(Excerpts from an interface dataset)

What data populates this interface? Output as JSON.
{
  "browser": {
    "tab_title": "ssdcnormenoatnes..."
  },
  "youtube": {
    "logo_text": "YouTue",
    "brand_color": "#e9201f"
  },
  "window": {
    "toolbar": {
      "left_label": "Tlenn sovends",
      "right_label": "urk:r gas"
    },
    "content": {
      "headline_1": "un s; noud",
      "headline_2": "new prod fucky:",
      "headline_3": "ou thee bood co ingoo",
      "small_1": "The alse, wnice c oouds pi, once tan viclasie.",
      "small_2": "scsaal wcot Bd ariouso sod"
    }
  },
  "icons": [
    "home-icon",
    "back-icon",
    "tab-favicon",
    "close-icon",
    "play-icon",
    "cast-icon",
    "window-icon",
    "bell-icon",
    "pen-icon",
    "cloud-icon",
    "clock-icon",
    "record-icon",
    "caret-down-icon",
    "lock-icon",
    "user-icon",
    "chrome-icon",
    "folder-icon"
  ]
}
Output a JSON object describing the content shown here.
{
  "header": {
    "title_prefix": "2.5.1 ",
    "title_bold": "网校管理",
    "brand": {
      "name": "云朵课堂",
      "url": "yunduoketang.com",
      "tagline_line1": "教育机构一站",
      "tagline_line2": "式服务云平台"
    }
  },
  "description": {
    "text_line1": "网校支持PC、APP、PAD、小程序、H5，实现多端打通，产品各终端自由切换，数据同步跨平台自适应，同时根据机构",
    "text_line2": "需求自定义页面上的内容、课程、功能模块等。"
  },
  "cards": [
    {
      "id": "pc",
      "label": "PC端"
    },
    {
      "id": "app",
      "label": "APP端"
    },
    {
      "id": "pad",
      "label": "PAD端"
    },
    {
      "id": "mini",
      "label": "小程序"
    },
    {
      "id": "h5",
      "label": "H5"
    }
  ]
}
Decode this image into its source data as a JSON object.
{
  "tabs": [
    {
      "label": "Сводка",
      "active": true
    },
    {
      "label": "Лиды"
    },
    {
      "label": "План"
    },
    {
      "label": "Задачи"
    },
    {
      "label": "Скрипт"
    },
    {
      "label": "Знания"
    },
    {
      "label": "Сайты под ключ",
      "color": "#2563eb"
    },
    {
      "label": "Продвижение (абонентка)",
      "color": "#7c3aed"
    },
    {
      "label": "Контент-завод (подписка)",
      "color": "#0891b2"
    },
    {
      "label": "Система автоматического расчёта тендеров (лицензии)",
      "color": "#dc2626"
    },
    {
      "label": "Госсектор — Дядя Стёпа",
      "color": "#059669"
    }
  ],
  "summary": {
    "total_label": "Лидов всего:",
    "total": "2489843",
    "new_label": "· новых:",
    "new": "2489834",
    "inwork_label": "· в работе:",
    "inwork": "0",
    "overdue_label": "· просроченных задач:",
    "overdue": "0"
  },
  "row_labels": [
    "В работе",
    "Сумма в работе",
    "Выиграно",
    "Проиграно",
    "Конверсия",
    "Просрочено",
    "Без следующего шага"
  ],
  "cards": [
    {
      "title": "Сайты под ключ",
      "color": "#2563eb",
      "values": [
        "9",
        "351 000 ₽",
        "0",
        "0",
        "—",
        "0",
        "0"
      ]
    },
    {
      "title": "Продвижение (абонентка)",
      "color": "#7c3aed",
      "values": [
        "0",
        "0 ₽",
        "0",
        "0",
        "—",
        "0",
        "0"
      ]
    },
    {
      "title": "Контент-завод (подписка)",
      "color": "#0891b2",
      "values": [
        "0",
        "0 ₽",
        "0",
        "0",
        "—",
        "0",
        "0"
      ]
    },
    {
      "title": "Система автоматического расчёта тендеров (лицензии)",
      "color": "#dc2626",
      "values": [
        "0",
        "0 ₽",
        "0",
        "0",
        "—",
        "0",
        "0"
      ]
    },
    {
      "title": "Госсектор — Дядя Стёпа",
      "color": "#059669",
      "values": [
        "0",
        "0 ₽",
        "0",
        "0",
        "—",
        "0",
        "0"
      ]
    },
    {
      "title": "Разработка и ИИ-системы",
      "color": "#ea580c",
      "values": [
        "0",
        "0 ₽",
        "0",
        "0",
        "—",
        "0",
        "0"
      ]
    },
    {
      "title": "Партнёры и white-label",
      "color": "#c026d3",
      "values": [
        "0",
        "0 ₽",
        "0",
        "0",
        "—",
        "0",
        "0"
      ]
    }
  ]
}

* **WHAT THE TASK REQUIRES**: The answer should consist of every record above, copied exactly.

* **TASK OUTPUT**:
What data populates this interface? Output as JSON.
{
  "browser": {
    "tab_title": "ssdcnormenoatnes..."
  },
  "youtube": {
    "logo_text": "YouTue",
    "brand_color": "#e9201f"
  },
  "window": {
    "toolbar": {
      "left_label": "Tlenn sovends",
      "right_label": "urk:r gas"
    },
    "content": {
      "headline_1": "un s; noud",
      "headline_2": "new prod fucky:",
      "headline_3": "ou thee bood co ingoo",
      "small_1": "The alse, wnice c oouds pi, once tan viclasie.",
      "small_2": "scsaal wcot Bd ariouso sod"
    }
  },
  "icons": [
    "home-icon",
    "back-icon",
    "tab-favicon",
    "close-icon",
    "play-icon",
    "cast-icon",
    "window-icon",
    "bell-icon",
    "pen-icon",
    "cloud-icon",
    "clock-icon",
    "record-icon",
    "caret-down-icon",
    "lock-icon",
    "user-icon",
    "chrome-icon",
    "folder-icon"
  ]
}
Output a JSON object describing the content shown here.
{
  "header": {
    "title_prefix": "2.5.1 ",
    "title_bold": "网校管理",
    "brand": {
      "name": "云朵课堂",
      "url": "yunduoketang.com",
      "tagline_line1": "教育机构一站",
      "tagline_line2": "式服务云平台"
    }
  },
  "description": {
    "text_line1": "网校支持PC、APP、PAD、小程序、H5，实现多端打通，产品各终端自由切换，数据同步跨平台自适应，同时根据机构",
    "text_line2": "需求自定义页面上的内容、课程、功能模块等。"
  },
  "cards": [
    {
      "id": "pc",
      "label": "PC端"
    },
    {
      "id": "app",
      "label": "APP端"
    },
    {
      "id": "pad",
      "label": "PAD端"
    },
    {
      "id": "mini",
      "label": "小程序"
    },
    {
      "id": "h5",
      "label": "H5"
    }
  ]
}
Decode this image into its source data as a JSON object.
{
  "tabs": [
    {
      "label": "Сводка",
      "active": true
    },
    {
      "label": "Лиды"
    },
    {
      "label": "План"
    },
    {
      "label": "Задачи"
    },
    {
      "label": "Скрипт"
    },
    {
      "label": "Знания"
    },
    {
      "label": "Сайты под ключ",
      "color": "#2563eb"
    },
    {
      "label": "Продвижение (абонентка)",
      "color": "#7c3aed"
    },
    {
      "label": "Контент-завод (подписка)",
      "color": "#0891b2"
    },
    {
      "label": "Система автоматического расчёта тендеров (лицензии)",
      "color": "#dc2626"
    },
    {
      "label": "Госсектор — Дядя Стёпа",
      "color": "#059669"
    }
  ],
  "summary": {
    "total_label": "Лидов всего:",
    "total": "2489843",
    "new_label": "· новых:",
    "new": "2489834",
    "inwork_label": "· в работе:",
    "inwork": "0",
    "overdue_label": "· просроченных задач:",
    "overdue": "0"
  },
  "row_labels": [
    "В работе",
    "Сумма в работе",
    "Выиграно",
    "Проиграно",
    "Конверсия",
    "Просрочено",
    "Без следующего шага"
  ],
  "cards": [
    {
      "title": "Сайты под ключ",
      "color": "#2563eb",
      "values": [
        "9",
        "351 000 ₽",
        "0",
        "0",
        "—",
        "0",
        "0"
      ]
    },
    {
      "title": "Продвижение (абонентка)",
      "color": "#7c3aed",
      "values": [
        "0",
        "0 ₽",
        "0",
        "0",
        "—",
        "0",
        "0"
      ]
    },
    {
      "title": "Контент-завод (подписка)",
      "color": "#0891b2",
      "values": [
        "0",
        "0 ₽",
        "0",
        "0",
        "—",
        "0",
        "0"
      ]
    },
    {
      "title": "Система автоматического расчёта тендеров (лицензии)",
      "color": "#dc2626",
      "values": [
        "0",
        "0 ₽",
        "0",
        "0",
        "—",
        "0",
        "0"
      ]
    },
    {
      "title": "Госсектор — Дядя Стёпа",
      "color": "#059669",
      "values": [
        "0",
        "0 ₽",
        "0",
        "0",
        "—",
        "0",
        "0"
      ]
    },
    {
      "title": "Разработка и ИИ-системы",
      "color": "#ea580c",
      "values": [
        "0",
        "0 ₽",
        "0",
        "0",
        "—",
        "0",
        "0"
      ]
    },
    {
      "title": "Партнёры и white-label",
      "color": "#c026d3",
      "values": [
        "0",
        "0 ₽",
        "0",
        "0",
        "—",
        "0",
        "0"
      ]
    }
  ]
}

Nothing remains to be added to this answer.